Design meets science
When scientists meet designers, then, according to process engineer Dr. Sandra Petersen, this is ideally what happens: “Working together with students from the Burg University has re-opened our eyes. When we look for applications for processes, we usually direct our attention at products that already exist and try to optimise them. The design students, on the other hand, have pointed us in completely new directions.”
In 2013 she coordinated a joint project between the Chair of Thermal Process Engineering at MLU and the Burg’s Industrial Design programme. The research team surrounding Professor Joachim Ulrich invited Frithjof Meinel, an industrial design professor, and his students to stop by. The engineers explained and demonstrated the pharmaceutical crystallisation technique they developed where powder-like materials are portioned and then coated using a second material. It was developed first and foremost to improve the production of pills.
The Burg students were divided into small teams and given two weeks to conceive new design-oriented applications for the process. “At first we felt overwhelmed,” recalls Veronika Schneider, now in her fourth semester as an industrial design student. It was a very strenuous week. “At the end we had the feeling that nothing much of use had been generated.” However the university scientists were impressed with their wide range of ideas at the final presentation.

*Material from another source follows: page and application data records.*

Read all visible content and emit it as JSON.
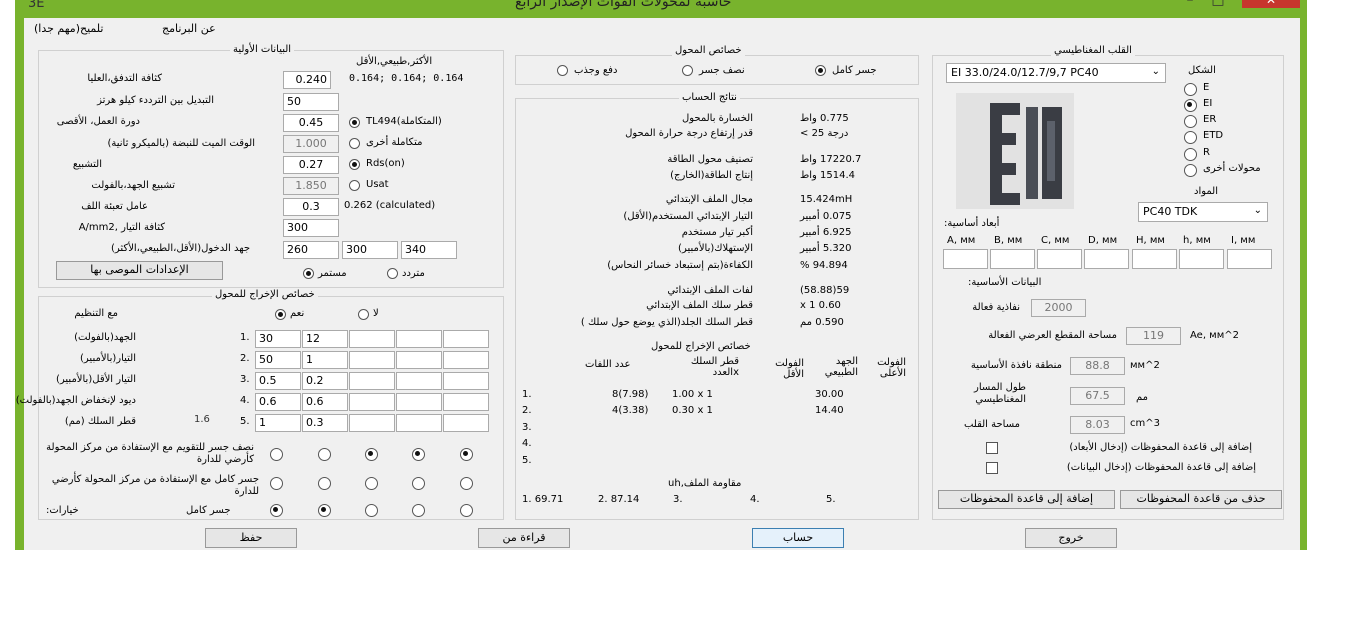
{
  "window": {
    "title": "حاسبة لمحولات القوات الإصدار الرابع",
    "icon_text": "3E"
  },
  "menu": {
    "about": "عن البرنامج",
    "hint": "تلميح(مهم جدا)"
  },
  "initial": {
    "title": "البيانات الأولية",
    "col_header": "الأكثر,طبيعي,الأقل",
    "flux_label": "كثافة التدفق،العليا",
    "flux_value": "0.240",
    "flux_extra": "0.164; 0.164; 0.164",
    "freq_label": "التبديل بين الترددء كيلو هرتز",
    "freq_value": "50",
    "duty_label": "دورة العمل، الأقصى",
    "duty_value": "0.45",
    "duty_opt": "TL494(المتكاملة)",
    "dead_label": "الوقت الميت للنبضة (بالميكرو ثانية)",
    "dead_value": "1.000",
    "dead_opt": "متكاملة أخرى",
    "sat_label": "التشبيع",
    "sat_value": "0.27",
    "sat_opt": "Rds(on)",
    "satv_label": "تشبيع الجهد،بالفولت",
    "satv_value": "1.850",
    "satv_opt": "Usat",
    "fill_label": "عامل تعبئة اللف",
    "fill_value": "0.3",
    "fill_calc": "0.262 (calculated)",
    "cur_label": "كثافة التيار ,A/mm2",
    "cur_value": "300",
    "vin_label": "جهد الدخول(الأقل،الطبيعي،الأكثر)",
    "vin_values": [
      "260",
      "300",
      "340"
    ],
    "recommended_btn": "الإعدادات الموصى بها",
    "cont_opt": "مستمر",
    "var_opt": "متردد"
  },
  "output": {
    "title": "خصائص الإخراج للمحول",
    "reg_label": "مع التنظيم",
    "yes_opt": "نعم",
    "no_opt": "لا",
    "rows": [
      {
        "label": "الجهد(بالفولت)",
        "num": "1.",
        "cells": [
          "30",
          "12",
          "",
          "",
          ""
        ]
      },
      {
        "label": "التيار(بالأمبير)",
        "num": "2.",
        "cells": [
          "50",
          "1",
          "",
          "",
          ""
        ]
      },
      {
        "label": "التيار الأقل(بالأمبير)",
        "num": "3.",
        "cells": [
          "0.5",
          "0.2",
          "",
          "",
          ""
        ]
      },
      {
        "label": "ديود لإنخفاض الجهد(بالفولت)",
        "num": "4.",
        "cells": [
          "0.6",
          "0.6",
          "",
          "",
          ""
        ]
      },
      {
        "label": "قطر السلك  (مم)",
        "num": "5.",
        "cells": [
          "1",
          "0.3",
          "",
          "",
          ""
        ]
      }
    ],
    "wire_prefix": "1.6",
    "opt1": "نصف جسر للتقويم مع الإستفادة من مركز المحولة كأرضي للدارة",
    "opt2": "جسر كامل مع الإستفادة من مركز المحولة كأرضي للدارة",
    "opt3": "جسر كامل",
    "options_label": ":خيارات"
  },
  "conv": {
    "title": "خصائص المحول",
    "full": "جسر كامل",
    "half": "نصف جسر",
    "push": "دفع وجذب"
  },
  "results": {
    "title": "نتائج الحساب",
    "rows": [
      {
        "label": "الخسارة بالمحول",
        "value": "0.775 واط"
      },
      {
        "label": "قدر إرتفاع درجة حرارة المحول",
        "value": "درجة  25 >"
      },
      {
        "label": "تصنيف محول الطاقة",
        "value": "17220.7 واط"
      },
      {
        "label": "إنتاج الطاقة(الخارج)",
        "value": "1514.4 واط"
      },
      {
        "label": "مجال الملف الإبتدائي",
        "value": "15.424mH"
      },
      {
        "label": "التيار الإبتدائي المستخدم(الأقل)",
        "value": "0.075 أمبير"
      },
      {
        "label": "أكبر تيار مستخدم",
        "value": "6.925 أمبير"
      },
      {
        "label": "الإستهلاك(بالأمبير)",
        "value": "5.320 أمبير"
      },
      {
        "label": "الكفاءة(بتم إستبعاد خسائر النحاس)",
        "value": "94.894 %"
      },
      {
        "label": "لفات الملف الإبتدائي",
        "value": "59(58.88)"
      },
      {
        "label": "قطر سلك الملف الإبتدائي",
        "value": "0.60 x 1"
      },
      {
        "label": "قطر السلك الجلد(الذي يوضع حول سلك )",
        "value": "0.590 مم"
      }
    ],
    "out_title": "خصائص الإخراج للمحول",
    "hdr_vhigh": "الفولت الأعلى",
    "hdr_vnom": "الجهد الطبيعي",
    "hdr_vlow": "الفولت الأقل",
    "hdr_wire": "قطر السلك xالعدد",
    "hdr_turns": "عدد اللفات",
    "out_rows": [
      {
        "num": "1.",
        "turns": "8(7.98)",
        "wire": "1.00 x 1",
        "vnom": "30.00"
      },
      {
        "num": "2.",
        "turns": "4(3.38)",
        "wire": "0.30 x 1",
        "vnom": "14.40"
      },
      {
        "num": "3.",
        "turns": "",
        "wire": "",
        "vnom": ""
      },
      {
        "num": "4.",
        "turns": "",
        "wire": "",
        "vnom": ""
      },
      {
        "num": "5.",
        "turns": "",
        "wire": "",
        "vnom": ""
      }
    ],
    "res_title": "مقاومة الملف,uh",
    "res_values": [
      "1. 69.71",
      "2. 87.14",
      "3.",
      "4.",
      "5."
    ]
  },
  "core": {
    "title": "القلب المغناطيسي",
    "shape_label": "الشكل",
    "core_select": "EI 33.0/24.0/12.7/9,7 PC40",
    "shapes": [
      "E",
      "EI",
      "ER",
      "ETD",
      "R",
      "محولات أخرى"
    ],
    "material_label": "المواد",
    "material_select": "PC40 TDK",
    "dims_title": "أبعاد أساسية:",
    "dims": [
      "A, мм",
      "B, мм",
      "C, мм",
      "D, мм",
      "H, мм",
      "h, мм",
      "I, мм"
    ],
    "basic_title": "البيانات الأساسية:",
    "perm_label": "نفاذية فعالة",
    "perm_value": "2000",
    "ae_label": "مساحة المقطع العرضي الفعالة",
    "ae_value": "119",
    "ae_unit": "Ae, мм^2",
    "win_label": "منطقة نافذة الأساسية",
    "win_value": "88.8",
    "win_unit": "мм^2",
    "path_label": "طول المسار المغناطيسي",
    "path_value": "67.5",
    "path_unit": "مم",
    "vol_label": "مساحة القلب",
    "vol_value": "8.03",
    "vol_unit": "cm^3",
    "chk1": "إضافة إلى قاعدة المحفوظات (إدخال الأبعاد)",
    "chk2": "إضافة إلى قاعدة المحفوظات (إدخال البيانات)",
    "del_btn": "حذف من قاعدة المحفوظات",
    "add_btn": "إضافة إلى قاعدة المحفوظات"
  },
  "bottom": {
    "save": "حفظ",
    "read": "قراءة من",
    "calc": "حساب",
    "exit": "خروج"
  }
}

There were unconventional ideas that opened up a series of new application possibilities: for example “Quickflick” a bicycle tyre repair kit the size of a pill, or the idea of weaving drop-shaped medical substances into textiles. Regardless of whether in the form of a plaster or a tick collar for pets, “this methods is full of potential because it allows for a broad range of application possibilities,” says project leader Frithjof Meinel.
Whether or not the different concepts will actually be implemented can often only be gauged by the scientists themselves. “Certainly we haven’t completely understood what lies behind the process,” Professor Meinel adds. “But we did understand the essence of the process. Designers are used to trying to understand the unknown. Breaking down things until they are perceivable – that is our core competency.”
In practice “visual people”, as Meinel calls designers, meet engineers or natural scientists to discuss their ideas together. “Design doesn’t have its own jargon but we teach our students follow-up knowledge so that they can work with key terms from engineering or material sciences.” Trying it out is even better than just discussing it. For example: what can a material do and what can it not do?
How can I make it more pliant, thicker or thinner? Up-and-coming chemists were able to test all this with Burg students at the end of February at the first “Grow” workshop entitled “Exploring Future Materials" at the Institute of Chemistry. Aart van Bezooyen, a material and technology transfer professor at the Burg, and MLU chemist Dr. Filipe Natalio started “Grow” at the beginning of 2014.
Their aim was to create a platform where ideas could be exchanged between art and science - with one joint goal: “Aart and I are interested in developing new and sustainable materials. We both intend to increase their impact and use in the future,” Natalio explains. The project is being funded by the German federal government as part of its Teaching Quality Pact. Open discussions, talks and presentations are also planned at both locations in addition to workshops.
Shells, oil and bees wax
The 28 participants took the topic of the workshop “Discovering Materials of the Future” quite literally. In a chemistry lab, crystals and kombucha cultures were grown, shells were filed and dyed, and bees wax was mixed with oil and heated. “When we know the material better and know how it reacts under specific conditions, we can use it in a more directed way,” says Veronika Schneider. Often things that researchers pay little regard to are particularly interesting: waste or “accidents” – by-products that are generated by chance during scientific research.
When something foams up or boils over it could be the impetus for a new material development process. “We are very much interested in these processes in industrial design. We want to exert influence over them as early as possible in order to exploit a process’s full potential. Once the conceptual phase is over, we are unable to change much,” Frithjof Meinel explains.
For example, if you add a little sugar and a culture medium to kombucha and leave it for a few days, a thick layer of cellulose forms. “If you treat the cellulose with leather oil and then iron it in, a leather-like structure emerges that is very tear and water resistant,” explains Bernhard Schipper who has been experimenting on a test culture since January 2014 along with Karl-Ludwig Kunze, Carolin Wendel and Filipe Natalio.
“The goal is to make this material biologically programmable by adding nanoparticles from metal oxides.” The first conductive motorbike jacket that is capable of reproducing the rider’s mood through LEDs has already been developed. That it is also made from a natural, renewable resource is totally in keeping with the intentions of GROW’s founders.